### Assigned task
Every record below is to be restated word for word.

□ □ □ □ □ □ □

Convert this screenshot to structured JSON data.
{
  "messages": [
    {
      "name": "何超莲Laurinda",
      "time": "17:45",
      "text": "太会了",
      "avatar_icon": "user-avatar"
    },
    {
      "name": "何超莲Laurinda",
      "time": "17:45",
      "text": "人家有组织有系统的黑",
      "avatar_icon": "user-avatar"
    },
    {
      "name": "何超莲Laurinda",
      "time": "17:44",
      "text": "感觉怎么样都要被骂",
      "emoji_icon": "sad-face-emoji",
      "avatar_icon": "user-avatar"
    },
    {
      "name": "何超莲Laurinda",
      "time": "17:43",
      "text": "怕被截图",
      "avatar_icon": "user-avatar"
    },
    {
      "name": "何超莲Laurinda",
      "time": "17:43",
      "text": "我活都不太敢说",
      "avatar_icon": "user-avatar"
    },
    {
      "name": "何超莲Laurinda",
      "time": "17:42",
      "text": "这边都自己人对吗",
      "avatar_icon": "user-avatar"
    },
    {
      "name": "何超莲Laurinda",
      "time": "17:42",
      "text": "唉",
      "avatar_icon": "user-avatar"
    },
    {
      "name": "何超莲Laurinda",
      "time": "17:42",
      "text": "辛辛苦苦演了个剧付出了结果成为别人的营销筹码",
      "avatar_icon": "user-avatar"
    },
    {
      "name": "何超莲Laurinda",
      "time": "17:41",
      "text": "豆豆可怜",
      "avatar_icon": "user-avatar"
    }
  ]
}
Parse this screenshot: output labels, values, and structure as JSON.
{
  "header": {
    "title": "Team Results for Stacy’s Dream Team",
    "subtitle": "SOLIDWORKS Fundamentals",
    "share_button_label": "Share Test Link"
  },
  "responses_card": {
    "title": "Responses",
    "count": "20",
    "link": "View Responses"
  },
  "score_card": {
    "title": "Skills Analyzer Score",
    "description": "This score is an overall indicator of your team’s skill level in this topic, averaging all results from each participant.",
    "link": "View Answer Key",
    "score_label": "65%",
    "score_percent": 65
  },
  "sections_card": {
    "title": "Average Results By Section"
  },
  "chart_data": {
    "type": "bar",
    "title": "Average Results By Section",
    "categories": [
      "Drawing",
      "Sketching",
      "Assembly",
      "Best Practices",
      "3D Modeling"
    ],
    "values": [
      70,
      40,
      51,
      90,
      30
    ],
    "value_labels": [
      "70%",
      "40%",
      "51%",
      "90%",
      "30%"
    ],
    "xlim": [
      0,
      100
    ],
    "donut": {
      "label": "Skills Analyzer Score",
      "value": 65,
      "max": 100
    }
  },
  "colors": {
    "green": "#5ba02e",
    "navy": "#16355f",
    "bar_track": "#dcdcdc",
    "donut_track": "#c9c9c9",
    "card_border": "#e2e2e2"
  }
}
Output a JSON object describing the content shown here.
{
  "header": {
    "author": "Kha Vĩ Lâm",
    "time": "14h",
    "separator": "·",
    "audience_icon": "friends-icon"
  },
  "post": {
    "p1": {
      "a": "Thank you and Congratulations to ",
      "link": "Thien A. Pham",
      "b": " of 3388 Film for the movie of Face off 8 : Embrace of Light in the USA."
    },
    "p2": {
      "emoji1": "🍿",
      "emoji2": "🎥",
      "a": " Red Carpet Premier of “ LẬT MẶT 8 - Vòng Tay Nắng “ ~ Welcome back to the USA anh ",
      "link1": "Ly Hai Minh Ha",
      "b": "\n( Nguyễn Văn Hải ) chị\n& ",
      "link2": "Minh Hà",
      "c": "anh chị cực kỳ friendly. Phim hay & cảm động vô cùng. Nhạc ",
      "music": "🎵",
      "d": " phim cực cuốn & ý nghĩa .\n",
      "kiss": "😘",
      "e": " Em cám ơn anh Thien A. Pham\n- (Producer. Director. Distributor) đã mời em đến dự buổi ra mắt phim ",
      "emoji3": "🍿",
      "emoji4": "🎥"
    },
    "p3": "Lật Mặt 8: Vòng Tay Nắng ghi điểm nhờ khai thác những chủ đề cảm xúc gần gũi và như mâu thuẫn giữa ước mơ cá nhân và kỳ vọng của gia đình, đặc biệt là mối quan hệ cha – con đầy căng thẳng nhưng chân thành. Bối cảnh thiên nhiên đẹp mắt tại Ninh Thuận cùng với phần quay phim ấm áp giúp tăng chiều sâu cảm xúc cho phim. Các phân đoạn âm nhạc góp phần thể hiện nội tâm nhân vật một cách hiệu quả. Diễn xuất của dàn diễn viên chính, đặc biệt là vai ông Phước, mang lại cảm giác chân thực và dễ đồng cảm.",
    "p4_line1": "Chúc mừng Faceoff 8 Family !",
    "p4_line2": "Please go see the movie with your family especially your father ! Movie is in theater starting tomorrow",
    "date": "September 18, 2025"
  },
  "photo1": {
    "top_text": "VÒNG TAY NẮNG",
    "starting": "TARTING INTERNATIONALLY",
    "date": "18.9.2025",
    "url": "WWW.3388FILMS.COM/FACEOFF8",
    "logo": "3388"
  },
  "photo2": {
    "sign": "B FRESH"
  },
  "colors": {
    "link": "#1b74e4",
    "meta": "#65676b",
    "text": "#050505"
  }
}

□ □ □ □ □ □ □

### Written answer
Convert this screenshot to structured JSON data.
{
  "messages": [
    {
      "name": "何超莲Laurinda",
      "time": "17:45",
      "text": "太会了",
      "avatar_icon": "user-avatar"
    },
    {
      "name": "何超莲Laurinda",
      "time": "17:45",
      "text": "人家有组织有系统的黑",
      "avatar_icon": "user-avatar"
    },
    {
      "name": "何超莲Laurinda",
      "time": "17:44",
      "text": "感觉怎么样都要被骂",
      "emoji_icon": "sad-face-emoji",
      "avatar_icon": "user-avatar"
    },
    {
      "name": "何超莲Laurinda",
      "time": "17:43",
      "text": "怕被截图",
      "avatar_icon": "user-avatar"
    },
    {
      "name": "何超莲Laurinda",
      "time": "17:43",
      "text": "我活都不太敢说",
      "avatar_icon": "user-avatar"
    },
    {
      "name": "何超莲Laurinda",
      "time": "17:42",
      "text": "这边都自己人对吗",
      "avatar_icon": "user-avatar"
    },
    {
      "name": "何超莲Laurinda",
      "time": "17:42",
      "text": "唉",
      "avatar_icon": "user-avatar"
    },
    {
      "name": "何超莲Laurinda",
      "time": "17:42",
      "text": "辛辛苦苦演了个剧付出了结果成为别人的营销筹码",
      "avatar_icon": "user-avatar"
    },
    {
      "name": "何超莲Laurinda",
      "time": "17:41",
      "text": "豆豆可怜",
      "avatar_icon": "user-avatar"
    }
  ]
}
Parse this screenshot: output labels, values, and structure as JSON.
{
  "header": {
    "title": "Team Results for Stacy’s Dream Team",
    "subtitle": "SOLIDWORKS Fundamentals",
    "share_button_label": "Share Test Link"
  },
  "responses_card": {
    "title": "Responses",
    "count": "20",
    "link": "View Responses"
  },
  "score_card": {
    "title": "Skills Analyzer Score",
    "description": "This score is an overall indicator of your team’s skill level in this topic, averaging all results from each participant.",
    "link": "View Answer Key",
    "score_label": "65%",
    "score_percent": 65
  },
  "sections_card": {
    "title": "Average Results By Section"
  },
  "chart_data": {
    "type": "bar",
    "title": "Average Results By Section",
    "categories": [
      "Drawing",
      "Sketching",
      "Assembly",
      "Best Practices",
      "3D Modeling"
    ],
    "values": [
      70,
      40,
      51,
      90,
      30
    ],
    "value_labels": [
      "70%",
      "40%",
      "51%",
      "90%",
      "30%"
    ],
    "xlim": [
      0,
      100
    ],
    "donut": {
      "label": "Skills Analyzer Score",
      "value": 65,
      "max": 100
    }
  },
  "colors": {
    "green": "#5ba02e",
    "navy": "#16355f",
    "bar_track": "#dcdcdc",
    "donut_track": "#c9c9c9",
    "card_border": "#e2e2e2"
  }
}
Output a JSON object describing the content shown here.
{
  "header": {
    "author": "Kha Vĩ Lâm",
    "time": "14h",
    "separator": "·",
    "audience_icon": "friends-icon"
  },
  "post": {
    "p1": {
      "a": "Thank you and Congratulations to ",
      "link": "Thien A. Pham",
      "b": " of 3388 Film for the movie of Face off 8 : Embrace of Light in the USA."
    },
    "p2": {
      "emoji1": "🍿",
      "emoji2": "🎥",
      "a": " Red Carpet Premier of “ LẬT MẶT 8 - Vòng Tay Nắng “ ~ Welcome back to the USA anh ",
      "link1": "Ly Hai Minh Ha",
      "b": "\n( Nguyễn Văn Hải ) chị\n& ",
      "link2": "Minh Hà",
      "c": "anh chị cực kỳ friendly. Phim hay & cảm động vô cùng. Nhạc ",
      "music": "🎵",
      "d": " phim cực cuốn & ý nghĩa .\n",
      "kiss": "😘",
      "e": " Em cám ơn anh Thien A. Pham\n- (Producer. Director. Distributor) đã mời em đến dự buổi ra mắt phim ",
      "emoji3": "🍿",
      "emoji4": "🎥"
    },
    "p3": "Lật Mặt 8: Vòng Tay Nắng ghi điểm nhờ khai thác những chủ đề cảm xúc gần gũi và như mâu thuẫn giữa ước mơ cá nhân và kỳ vọng của gia đình, đặc biệt là mối quan hệ cha – con đầy căng thẳng nhưng chân thành. Bối cảnh thiên nhiên đẹp mắt tại Ninh Thuận cùng với phần quay phim ấm áp giúp tăng chiều sâu cảm xúc cho phim. Các phân đoạn âm nhạc góp phần thể hiện nội tâm nhân vật một cách hiệu quả. Diễn xuất của dàn diễn viên chính, đặc biệt là vai ông Phước, mang lại cảm giác chân thực và dễ đồng cảm.",
    "p4_line1": "Chúc mừng Faceoff 8 Family !",
    "p4_line2": "Please go see the movie with your family especially your father ! Movie is in theater starting tomorrow",
    "date": "September 18, 2025"
  },
  "photo1": {
    "top_text": "VÒNG TAY NẮNG",
    "starting": "TARTING INTERNATIONALLY",
    "date": "18.9.2025",
    "url": "WWW.3388FILMS.COM/FACEOFF8",
    "logo": "3388"
  },
  "photo2": {
    "sign": "B FRESH"
  },
  "colors": {
    "link": "#1b74e4",
    "meta": "#65676b",
    "text": "#050505"
  }
}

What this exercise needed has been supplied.